Signals and Systems/Noise
Noise is an unfortunate phenomenon that is the greatest single enemy of an electrical engineer. Without noise, digital communication rates would increase almost to the infinity
White Noise (Gaussian Noise)[edit| edit source]
White Noise, or Gaussian Noise is called white because it affects all the frequency components of a signal equally. This noise can be modeled as a Gaussian noise process. Gaussian processes are stochastic processes for which the random variables are jointly Gaussian. We don't talk about Frequency Domain analysis till a later chapter, but it is important to know this terminology now.
Colored Noise[edit| edit source]
Colored noise is different from white noise in that it affects different frequency components differently. For example, Pink Noise is random noise with an equal amount of power in each frequency octave band.

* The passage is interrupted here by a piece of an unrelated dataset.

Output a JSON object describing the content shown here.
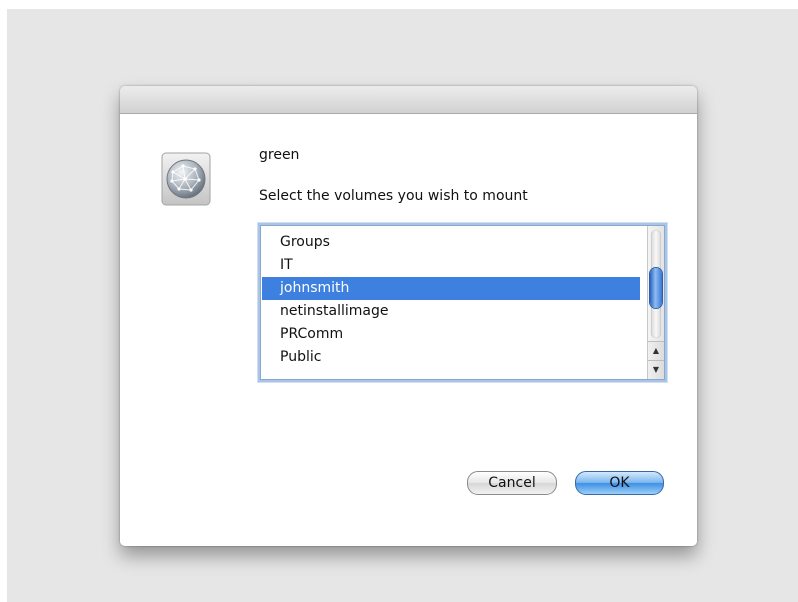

White Noise and Autocorrelation[edit| edit source]
White Noise is completely random, so it would make intuitive sense to think that White Noise has zero autocorrelation. As the noise signal is time shifted, there is no correlation between the values. In fact, there is no correlation at all until the point where t = 0, and the noise signal perfectly overlaps itself. At this point, the correlation spikes upward. In other words, the autocorrelation of noise is an Impulse Function centered at the point t = 0.

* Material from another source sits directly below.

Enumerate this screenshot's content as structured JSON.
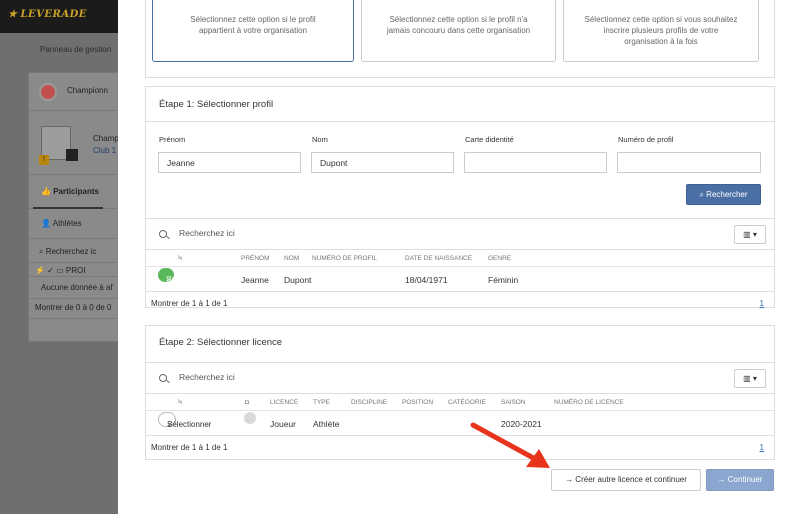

Where n(t) is the noise signal.
Noise Power[edit| edit source]
Noise signals have a certain amount of energy associated with them. The more energy and transmitted power that a noise signal has, the more interference the noise can cause in a transmitted data signal. We will talk more about the power associated with noise in later chapters.
Thermal Noise[edit| edit source]
Thermal noise is a fact of life in electronic components. As components heat up, the resistance of resistors change, and even the capacitance and inductance of energy storage elements can be affected. This change amounts to noise in the circuit output. In this chapter, we will study the effects of thermal noise.
The thermal noise which is an example of white noise is the random noise which is generated in a resistor or the resistive component of a complex impedance due to rapid and random motion of the molecules, atoms and electrons. According to the kinetic theory of thermodynamics, the temperature of a particle denotes its internal kinetic energy. This means that the temperature of a body expresses the rms value of the velocity of motion of the particles in a body. As per this kinetic theory, the kinetic energy of these particles becomes approximately zero (i.e. zero velocity) at absolute zero. Therefore, the noise power produced in a resistor is proportional to its absolute temperature. Also the noise power is proportional to the bandwidth over which the noise is measured. Therefore the expression for maximum noise power output of a resistor may be given as:
- k is Boltzmann's constant
- T is the absolute temperature, in Kelvin degrees
- B is the bandwidth of interest, in Hertz.
- R is the thermal resistance
Disclaimer: The above section contains significant errors. The noise power equation is wrong. The physical reasons given for Johnson noise are wrong. Do not use this source of information.